The 'Cost of Crime' and Benefit-Cost Analysis of Criminal Justice Policy: Understanding and Improving Upon the State-of-the-Art
42 Pages Posted: 3 Sep 2016
Date Written: August 31, 2016
The use of benefit-cost analyses by criminal justice researchers has slowly been increasing over the past 30 years. While still in its infancy, benefit-cost analyses of criminal justice policies have recently moved from the academic arena to actual use by policy makers. The growing use of benefit-cost analysis in crime policy tends to be lauded by economists; however, criminologists and legal scholars are less than unanimous in their views. A recent issue of Criminology and Public Policy on the “Role of the Cost-of-Crime Literature,” highlights this controversy. Two main themes can be distilled from critiques of the literature: first, the considerable uncertainty that exists in cost and benefit estimates; and second, the fact that important social costs are not being taken into account in current models. A related critique is that current methodologies to estimate the cost of crime are affected by income; bringing with it a concern that criminal justice policies based on a benefit-cost analysis will favor the rich. This research note addresses these broad questions about the role of benefit-cost analysis in the criminal justice policy arena and attempts to clear up some misunderstandings on the methodologies used to estimate the cost of crime. I also highlight some of the most important gaps in the literature for those interested in helping to improve the state-of-the-art in estimating the “cost of crime.” Perhaps equally important, I hope to demystify benefit-cost analysis and unmask it for what it really is – an important tool that can help policy makers systematically and transparently assess and compare options with the goal of making better policy decisions.
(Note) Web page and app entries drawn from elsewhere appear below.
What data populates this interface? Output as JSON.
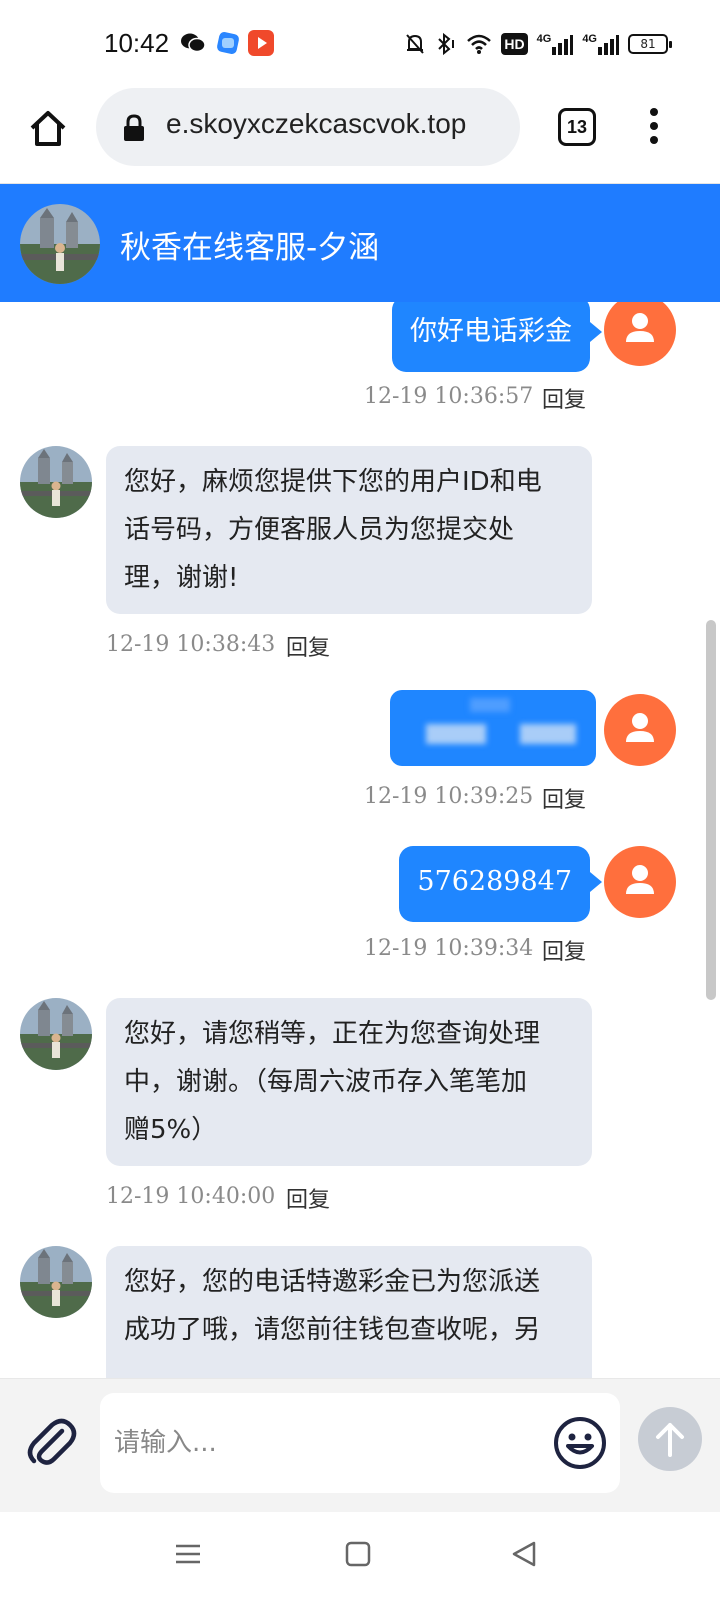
{
  "status_bar": {
    "time": "10:42",
    "app_icons": [
      "wechat-icon",
      "app-blue-icon",
      "video-app-icon"
    ],
    "signal_label_1": "4G",
    "signal_label_2": "4G",
    "hd_label": "HD",
    "battery": "81"
  },
  "browser": {
    "url": "e.skoyxczekcascvok.top",
    "tab_count": "13"
  },
  "chat_header": {
    "title": "秋香在线客服-夕涵",
    "color": "#1f7cff"
  },
  "messages": [
    {
      "sender": "user",
      "text": "你好电话彩金",
      "time": "12-19 10:36:57",
      "reply": "回复"
    },
    {
      "sender": "agent",
      "lines": [
        "您好，麻烦您提供下您的用户ID和电",
        "话号码，方便客服人员为您提交处",
        "理，谢谢!"
      ],
      "time": "12-19 10:38:43",
      "reply": "回复"
    },
    {
      "sender": "user",
      "text": "",
      "redacted": true,
      "time": "12-19 10:39:25",
      "reply": "回复"
    },
    {
      "sender": "user",
      "text": "576289847",
      "time": "12-19 10:39:34",
      "reply": "回复"
    },
    {
      "sender": "agent",
      "lines": [
        "您好，请您稍等，正在为您查询处理",
        "中，谢谢。（每周六波币存入笔笔加",
        "赠5%）"
      ],
      "time": "12-19 10:40:00",
      "reply": "回复"
    },
    {
      "sender": "agent",
      "lines": [
        "您好，您的电话特邀彩金已为您派送",
        "成功了哦，请您前往钱包查收呢，另"
      ]
    }
  ],
  "input": {
    "placeholder": "请输入..."
  },
  "colors": {
    "user_bubble": "#1f86ff",
    "agent_bubble": "#e5e9f1",
    "user_avatar": "#ff6f3d",
    "send_button": "#c7ccd4"
  }
}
Keywords: cost of crime, benefit-cost analysis, criminal justice policy
JEL Classification: D61, K42, H40
Suggested Citation: Suggested Citation